* Directions for this task: In the material below, find each line that contains the word "icon" and copy it.

* Supplied material:
————————

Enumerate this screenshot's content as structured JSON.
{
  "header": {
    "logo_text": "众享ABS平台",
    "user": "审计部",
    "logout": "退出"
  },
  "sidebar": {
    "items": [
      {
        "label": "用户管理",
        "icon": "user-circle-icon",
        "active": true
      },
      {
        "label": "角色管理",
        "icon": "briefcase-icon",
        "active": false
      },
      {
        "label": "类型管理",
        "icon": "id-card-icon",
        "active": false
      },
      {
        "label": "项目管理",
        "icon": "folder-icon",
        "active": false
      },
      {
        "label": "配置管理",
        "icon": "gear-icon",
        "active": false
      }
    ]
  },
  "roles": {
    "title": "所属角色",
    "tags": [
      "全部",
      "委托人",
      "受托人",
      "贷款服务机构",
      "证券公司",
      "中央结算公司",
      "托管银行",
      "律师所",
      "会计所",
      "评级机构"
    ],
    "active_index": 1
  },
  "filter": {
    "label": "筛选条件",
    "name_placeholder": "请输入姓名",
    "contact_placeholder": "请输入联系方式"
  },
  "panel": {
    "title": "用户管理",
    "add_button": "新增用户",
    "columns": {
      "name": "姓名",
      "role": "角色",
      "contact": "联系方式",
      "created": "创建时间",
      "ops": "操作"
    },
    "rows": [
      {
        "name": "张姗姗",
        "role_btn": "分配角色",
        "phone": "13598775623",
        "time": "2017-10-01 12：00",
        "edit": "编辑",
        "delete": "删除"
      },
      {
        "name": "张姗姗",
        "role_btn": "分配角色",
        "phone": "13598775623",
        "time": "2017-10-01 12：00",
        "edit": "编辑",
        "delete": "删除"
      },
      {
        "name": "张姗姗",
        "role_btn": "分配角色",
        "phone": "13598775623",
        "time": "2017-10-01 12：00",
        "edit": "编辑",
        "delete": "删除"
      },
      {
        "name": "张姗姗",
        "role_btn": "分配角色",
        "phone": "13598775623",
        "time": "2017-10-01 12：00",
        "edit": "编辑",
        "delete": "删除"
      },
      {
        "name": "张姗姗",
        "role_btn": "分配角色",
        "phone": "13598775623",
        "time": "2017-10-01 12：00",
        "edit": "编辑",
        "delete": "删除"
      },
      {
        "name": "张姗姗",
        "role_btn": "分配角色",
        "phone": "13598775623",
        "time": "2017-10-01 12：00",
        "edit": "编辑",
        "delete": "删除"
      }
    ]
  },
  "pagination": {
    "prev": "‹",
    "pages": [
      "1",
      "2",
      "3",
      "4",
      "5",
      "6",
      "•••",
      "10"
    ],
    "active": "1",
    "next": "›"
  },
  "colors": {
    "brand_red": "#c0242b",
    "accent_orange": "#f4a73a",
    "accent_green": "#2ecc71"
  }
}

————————

* Answer:
        "icon": "user-circle-icon",
        "icon": "briefcase-icon",
        "icon": "id-card-icon",
        "icon": "folder-icon",
        "icon": "gear-icon",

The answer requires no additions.